● **GOAL OF THE EXERCISE**
Scan the entries for "JSON". Every line that holds it is to be copied.

(Data about app and page elements)

────────────────

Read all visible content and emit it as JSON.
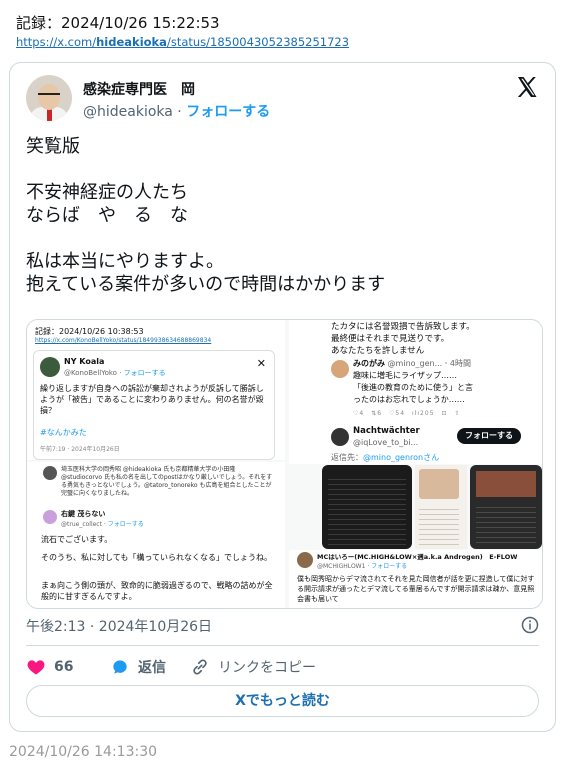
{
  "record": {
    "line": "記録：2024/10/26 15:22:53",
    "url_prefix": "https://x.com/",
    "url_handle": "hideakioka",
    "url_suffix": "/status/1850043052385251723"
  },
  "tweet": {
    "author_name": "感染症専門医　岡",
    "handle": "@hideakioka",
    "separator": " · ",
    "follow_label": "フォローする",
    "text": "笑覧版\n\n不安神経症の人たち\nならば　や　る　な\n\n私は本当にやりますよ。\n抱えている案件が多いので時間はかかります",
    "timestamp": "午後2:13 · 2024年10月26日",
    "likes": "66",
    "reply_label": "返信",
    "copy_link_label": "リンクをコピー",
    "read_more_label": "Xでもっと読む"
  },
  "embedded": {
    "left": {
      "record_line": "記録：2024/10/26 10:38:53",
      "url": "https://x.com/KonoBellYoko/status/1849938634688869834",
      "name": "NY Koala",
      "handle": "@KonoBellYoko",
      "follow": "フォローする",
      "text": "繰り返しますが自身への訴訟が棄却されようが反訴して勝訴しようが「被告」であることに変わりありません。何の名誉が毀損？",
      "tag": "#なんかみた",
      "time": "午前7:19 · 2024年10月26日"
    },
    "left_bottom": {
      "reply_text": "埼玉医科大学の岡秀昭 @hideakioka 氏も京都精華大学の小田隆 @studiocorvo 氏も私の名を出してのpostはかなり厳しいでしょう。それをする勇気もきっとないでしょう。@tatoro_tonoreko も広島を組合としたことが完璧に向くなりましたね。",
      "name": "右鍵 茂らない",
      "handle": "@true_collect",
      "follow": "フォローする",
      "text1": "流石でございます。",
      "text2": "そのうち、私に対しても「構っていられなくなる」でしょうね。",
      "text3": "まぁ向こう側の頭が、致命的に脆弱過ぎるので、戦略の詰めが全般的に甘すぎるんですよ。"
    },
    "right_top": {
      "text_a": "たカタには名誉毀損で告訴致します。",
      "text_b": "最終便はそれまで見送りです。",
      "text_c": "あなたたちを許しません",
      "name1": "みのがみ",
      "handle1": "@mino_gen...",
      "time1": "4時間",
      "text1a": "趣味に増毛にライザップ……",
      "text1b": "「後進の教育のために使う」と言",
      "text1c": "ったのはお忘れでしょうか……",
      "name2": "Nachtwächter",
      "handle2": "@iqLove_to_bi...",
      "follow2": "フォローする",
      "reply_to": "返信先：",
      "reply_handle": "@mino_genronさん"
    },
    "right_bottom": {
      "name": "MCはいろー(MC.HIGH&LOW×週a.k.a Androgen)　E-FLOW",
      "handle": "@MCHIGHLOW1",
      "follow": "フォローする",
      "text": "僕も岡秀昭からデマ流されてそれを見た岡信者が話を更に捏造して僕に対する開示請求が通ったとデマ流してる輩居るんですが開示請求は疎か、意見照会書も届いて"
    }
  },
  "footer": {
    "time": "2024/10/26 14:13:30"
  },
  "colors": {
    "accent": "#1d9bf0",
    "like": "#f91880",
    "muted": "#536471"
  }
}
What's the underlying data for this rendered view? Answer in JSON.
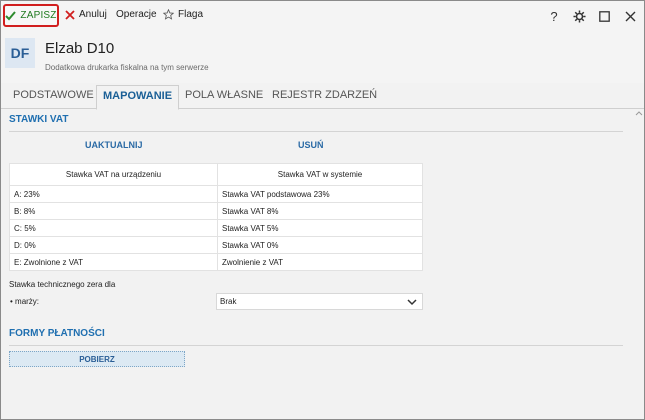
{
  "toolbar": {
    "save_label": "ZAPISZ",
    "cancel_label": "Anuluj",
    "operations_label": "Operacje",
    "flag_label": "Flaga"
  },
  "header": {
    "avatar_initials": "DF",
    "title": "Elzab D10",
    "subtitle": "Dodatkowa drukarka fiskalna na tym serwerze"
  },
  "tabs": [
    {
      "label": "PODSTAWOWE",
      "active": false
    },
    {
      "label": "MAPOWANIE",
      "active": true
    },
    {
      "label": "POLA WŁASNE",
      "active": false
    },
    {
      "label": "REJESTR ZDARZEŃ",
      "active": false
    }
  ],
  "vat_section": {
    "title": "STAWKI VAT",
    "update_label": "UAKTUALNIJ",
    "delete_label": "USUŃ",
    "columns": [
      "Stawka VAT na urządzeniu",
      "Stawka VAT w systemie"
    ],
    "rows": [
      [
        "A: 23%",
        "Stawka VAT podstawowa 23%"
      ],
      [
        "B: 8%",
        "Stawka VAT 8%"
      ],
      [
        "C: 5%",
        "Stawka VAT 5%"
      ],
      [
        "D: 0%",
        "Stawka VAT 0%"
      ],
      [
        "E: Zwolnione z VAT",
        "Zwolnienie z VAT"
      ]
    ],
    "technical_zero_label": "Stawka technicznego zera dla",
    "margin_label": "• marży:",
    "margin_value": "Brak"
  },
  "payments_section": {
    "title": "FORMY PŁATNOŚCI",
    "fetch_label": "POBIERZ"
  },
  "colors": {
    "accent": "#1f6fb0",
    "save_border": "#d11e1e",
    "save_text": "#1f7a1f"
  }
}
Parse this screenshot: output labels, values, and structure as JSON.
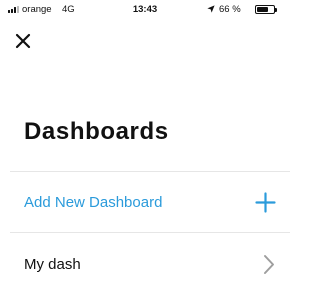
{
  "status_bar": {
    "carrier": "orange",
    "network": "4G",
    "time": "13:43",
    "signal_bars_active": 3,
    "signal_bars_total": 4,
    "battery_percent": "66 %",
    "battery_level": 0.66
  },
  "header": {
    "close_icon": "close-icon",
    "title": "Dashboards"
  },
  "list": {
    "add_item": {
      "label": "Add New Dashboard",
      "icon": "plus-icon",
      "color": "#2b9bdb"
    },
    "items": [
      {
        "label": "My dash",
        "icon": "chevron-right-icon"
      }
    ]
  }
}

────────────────

● **EXERCISE ANSWER**
Read all visible content and emit it as JSON.
What's the underlying data for this rendered view? Answer in JSON.
Parse this screenshot: output labels, values, and structure as JSON.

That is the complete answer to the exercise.